Coppafeel! puts bare boobs on show to ‘desexualise and re-feminise’ in #whatnormalfeelslike campaign


By Natalie Mortimer, N/A

September 17, 2014 | 2 min read

Breast cancer awareness charity Coppafeel! is looking to ‘desexualise and re-feminise the language people use for breasts in its latest campaign, which ties in with the 2014 launch of Breast Cancer Awareness Month.

For the #whatnormalfeelslikecampaign, created in collaboration with photographer Rankin and calligrapher Alison Carmichael, Coppafeel! photographed seven topless women with hand-lettered calligraphy written across their chests, describing their breasts.

The idea for the campaign, created by Karmarama, was generated after the charity found that most women aged 18-30 struggle to find other words than ‘big’ or ‘small’ when asked to describe their breasts.

By introducing different adjectives like ‘squidgy’, ‘bouncy’ and ‘spongy’, Coppafeel! is hoping that young women will be “inspired to reclaim” the language around their boobs.

Karmarama’s art director, Laila Milborrow, and copywriter Paul Pearson, said the voice of the campaign “desexualises and re-feminises” the language people use for breasts, and young women need to own this vocabulary to find out what normal feels like.

Rankin said of the campaign: “I love the simplicity of the images and the reaction they provoke from the viewer; it emphasises how rare it is to see breasts shown in an honest and non-sexualised way in the media.

“People talk about breasts as ‘big’ or ‘small’ but we don’t talk about shape, texture and sensitivity. This campaign aims to help women reclaim the vocabulary around breasts and know what normal feels like for them.”

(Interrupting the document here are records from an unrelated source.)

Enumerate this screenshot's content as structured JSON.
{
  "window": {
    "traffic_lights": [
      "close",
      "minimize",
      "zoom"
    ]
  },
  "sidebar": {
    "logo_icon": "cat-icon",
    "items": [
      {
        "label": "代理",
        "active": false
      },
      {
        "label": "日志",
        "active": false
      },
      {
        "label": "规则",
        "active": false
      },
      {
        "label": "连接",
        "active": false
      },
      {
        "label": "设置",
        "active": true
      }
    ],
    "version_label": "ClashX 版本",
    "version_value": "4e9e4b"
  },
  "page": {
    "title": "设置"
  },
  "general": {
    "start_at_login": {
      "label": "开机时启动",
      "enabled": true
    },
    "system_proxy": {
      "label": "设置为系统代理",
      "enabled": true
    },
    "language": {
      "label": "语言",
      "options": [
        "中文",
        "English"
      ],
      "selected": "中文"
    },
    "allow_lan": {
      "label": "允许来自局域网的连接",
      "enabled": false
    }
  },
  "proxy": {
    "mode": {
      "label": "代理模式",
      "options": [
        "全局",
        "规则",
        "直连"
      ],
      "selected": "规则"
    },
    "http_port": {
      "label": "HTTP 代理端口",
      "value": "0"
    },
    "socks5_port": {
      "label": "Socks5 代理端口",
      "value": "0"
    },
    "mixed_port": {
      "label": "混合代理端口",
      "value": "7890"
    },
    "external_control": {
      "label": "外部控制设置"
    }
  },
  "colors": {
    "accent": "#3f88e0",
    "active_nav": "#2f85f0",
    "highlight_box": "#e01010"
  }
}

The campaign, which will run for six weeks across all media channels, also aims to communicate the fact that “normal doesn’t equal flawless”.


Industry insights

View all
Add your own content +